**Activity:** Nothing but a number is wanted: the count of lines in the records below that include "Data".

**Records provided:**
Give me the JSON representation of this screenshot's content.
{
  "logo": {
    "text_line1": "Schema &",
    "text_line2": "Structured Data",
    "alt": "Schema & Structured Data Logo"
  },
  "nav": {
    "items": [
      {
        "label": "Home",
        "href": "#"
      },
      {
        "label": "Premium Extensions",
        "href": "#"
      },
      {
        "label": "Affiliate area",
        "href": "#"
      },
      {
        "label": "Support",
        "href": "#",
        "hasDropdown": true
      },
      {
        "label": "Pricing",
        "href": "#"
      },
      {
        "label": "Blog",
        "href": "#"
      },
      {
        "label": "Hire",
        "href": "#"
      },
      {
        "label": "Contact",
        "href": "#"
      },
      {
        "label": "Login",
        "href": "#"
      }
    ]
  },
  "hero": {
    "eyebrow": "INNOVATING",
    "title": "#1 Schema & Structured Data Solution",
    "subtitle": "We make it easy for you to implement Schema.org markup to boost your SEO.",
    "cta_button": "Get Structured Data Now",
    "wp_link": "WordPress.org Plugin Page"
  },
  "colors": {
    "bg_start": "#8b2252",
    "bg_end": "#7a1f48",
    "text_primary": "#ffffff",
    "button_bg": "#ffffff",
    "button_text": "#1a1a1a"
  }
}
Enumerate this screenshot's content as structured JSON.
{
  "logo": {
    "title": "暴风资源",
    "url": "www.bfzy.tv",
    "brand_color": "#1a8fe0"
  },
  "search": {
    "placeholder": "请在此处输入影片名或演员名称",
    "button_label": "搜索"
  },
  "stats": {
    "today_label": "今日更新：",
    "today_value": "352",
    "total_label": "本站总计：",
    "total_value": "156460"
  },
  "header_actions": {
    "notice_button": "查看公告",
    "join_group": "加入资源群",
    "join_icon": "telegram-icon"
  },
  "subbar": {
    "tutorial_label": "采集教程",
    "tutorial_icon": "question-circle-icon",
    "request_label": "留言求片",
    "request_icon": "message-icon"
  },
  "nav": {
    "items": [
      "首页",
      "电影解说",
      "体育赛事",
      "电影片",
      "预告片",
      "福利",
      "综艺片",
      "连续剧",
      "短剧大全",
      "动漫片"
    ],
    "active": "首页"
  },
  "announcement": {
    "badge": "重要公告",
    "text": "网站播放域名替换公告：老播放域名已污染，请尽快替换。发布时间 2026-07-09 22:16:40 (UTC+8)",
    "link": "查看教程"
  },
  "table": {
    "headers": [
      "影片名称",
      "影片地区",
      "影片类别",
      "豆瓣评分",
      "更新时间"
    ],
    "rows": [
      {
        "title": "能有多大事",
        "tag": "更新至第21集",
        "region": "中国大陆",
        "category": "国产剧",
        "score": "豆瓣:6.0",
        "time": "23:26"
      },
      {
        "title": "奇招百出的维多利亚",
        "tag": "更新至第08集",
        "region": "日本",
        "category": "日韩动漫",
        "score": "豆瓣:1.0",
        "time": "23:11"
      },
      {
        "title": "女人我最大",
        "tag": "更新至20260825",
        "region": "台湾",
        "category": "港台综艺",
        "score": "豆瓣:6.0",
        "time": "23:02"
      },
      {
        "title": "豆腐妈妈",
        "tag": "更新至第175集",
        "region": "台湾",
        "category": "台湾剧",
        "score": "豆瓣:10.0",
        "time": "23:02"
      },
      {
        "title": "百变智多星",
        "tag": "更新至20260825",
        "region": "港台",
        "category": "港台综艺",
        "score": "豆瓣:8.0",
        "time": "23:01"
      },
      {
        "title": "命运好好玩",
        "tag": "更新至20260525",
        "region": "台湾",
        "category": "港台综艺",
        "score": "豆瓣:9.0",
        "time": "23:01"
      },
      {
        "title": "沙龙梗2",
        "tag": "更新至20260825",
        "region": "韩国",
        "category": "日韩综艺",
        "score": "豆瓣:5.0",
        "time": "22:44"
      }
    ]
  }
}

**Written answer:** 4